Read the entries below and pull out each line with the string "list".

### MATERIAL FOR THE TASK
━━━━━━━━

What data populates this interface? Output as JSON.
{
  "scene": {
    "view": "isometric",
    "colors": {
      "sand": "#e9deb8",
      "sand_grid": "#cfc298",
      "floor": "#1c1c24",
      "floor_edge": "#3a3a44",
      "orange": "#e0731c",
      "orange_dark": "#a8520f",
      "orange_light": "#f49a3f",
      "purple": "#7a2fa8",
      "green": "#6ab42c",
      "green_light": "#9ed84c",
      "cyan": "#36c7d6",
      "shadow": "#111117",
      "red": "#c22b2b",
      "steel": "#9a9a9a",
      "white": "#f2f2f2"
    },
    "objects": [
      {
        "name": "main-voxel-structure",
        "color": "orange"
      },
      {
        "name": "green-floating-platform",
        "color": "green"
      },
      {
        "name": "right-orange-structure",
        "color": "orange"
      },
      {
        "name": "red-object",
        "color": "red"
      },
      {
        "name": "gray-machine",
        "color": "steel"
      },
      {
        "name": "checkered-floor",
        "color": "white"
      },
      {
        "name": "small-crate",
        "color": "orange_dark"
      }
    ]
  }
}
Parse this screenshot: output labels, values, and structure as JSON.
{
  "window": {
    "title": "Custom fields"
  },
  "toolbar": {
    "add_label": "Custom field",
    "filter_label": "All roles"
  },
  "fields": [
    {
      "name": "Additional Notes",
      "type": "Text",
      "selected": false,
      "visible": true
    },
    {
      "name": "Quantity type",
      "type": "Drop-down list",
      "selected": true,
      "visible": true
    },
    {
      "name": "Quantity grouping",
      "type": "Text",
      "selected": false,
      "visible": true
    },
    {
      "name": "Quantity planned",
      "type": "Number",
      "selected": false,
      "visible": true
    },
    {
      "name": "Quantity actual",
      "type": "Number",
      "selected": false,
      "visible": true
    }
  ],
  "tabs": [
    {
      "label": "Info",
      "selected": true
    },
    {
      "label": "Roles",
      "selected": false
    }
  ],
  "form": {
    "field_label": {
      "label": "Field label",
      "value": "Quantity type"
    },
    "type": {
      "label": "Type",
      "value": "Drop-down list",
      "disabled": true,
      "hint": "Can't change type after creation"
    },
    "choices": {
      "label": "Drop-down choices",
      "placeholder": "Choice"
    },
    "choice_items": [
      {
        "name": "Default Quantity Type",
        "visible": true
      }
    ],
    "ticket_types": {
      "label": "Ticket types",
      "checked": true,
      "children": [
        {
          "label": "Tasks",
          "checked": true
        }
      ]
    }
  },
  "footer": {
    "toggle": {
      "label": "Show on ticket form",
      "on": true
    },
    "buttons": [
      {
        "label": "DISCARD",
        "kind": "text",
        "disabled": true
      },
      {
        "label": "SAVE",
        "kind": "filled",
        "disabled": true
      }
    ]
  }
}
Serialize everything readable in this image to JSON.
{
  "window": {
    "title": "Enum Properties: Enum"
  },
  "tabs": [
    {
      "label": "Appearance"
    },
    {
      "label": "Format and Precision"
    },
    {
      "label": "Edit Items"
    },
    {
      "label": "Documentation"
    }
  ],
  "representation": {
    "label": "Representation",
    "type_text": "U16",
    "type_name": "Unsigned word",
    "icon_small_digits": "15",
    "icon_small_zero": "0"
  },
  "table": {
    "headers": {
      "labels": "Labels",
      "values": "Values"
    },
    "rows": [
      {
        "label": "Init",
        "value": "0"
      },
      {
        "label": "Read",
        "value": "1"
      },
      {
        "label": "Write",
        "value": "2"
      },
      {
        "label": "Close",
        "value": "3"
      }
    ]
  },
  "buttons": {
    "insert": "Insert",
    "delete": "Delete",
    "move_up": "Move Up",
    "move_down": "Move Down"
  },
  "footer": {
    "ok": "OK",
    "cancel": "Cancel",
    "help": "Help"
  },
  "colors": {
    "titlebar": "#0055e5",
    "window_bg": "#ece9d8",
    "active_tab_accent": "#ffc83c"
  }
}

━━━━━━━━

### RESULT OF THE EXERCISE
      "type": "Drop-down list",
      "value": "Drop-down list",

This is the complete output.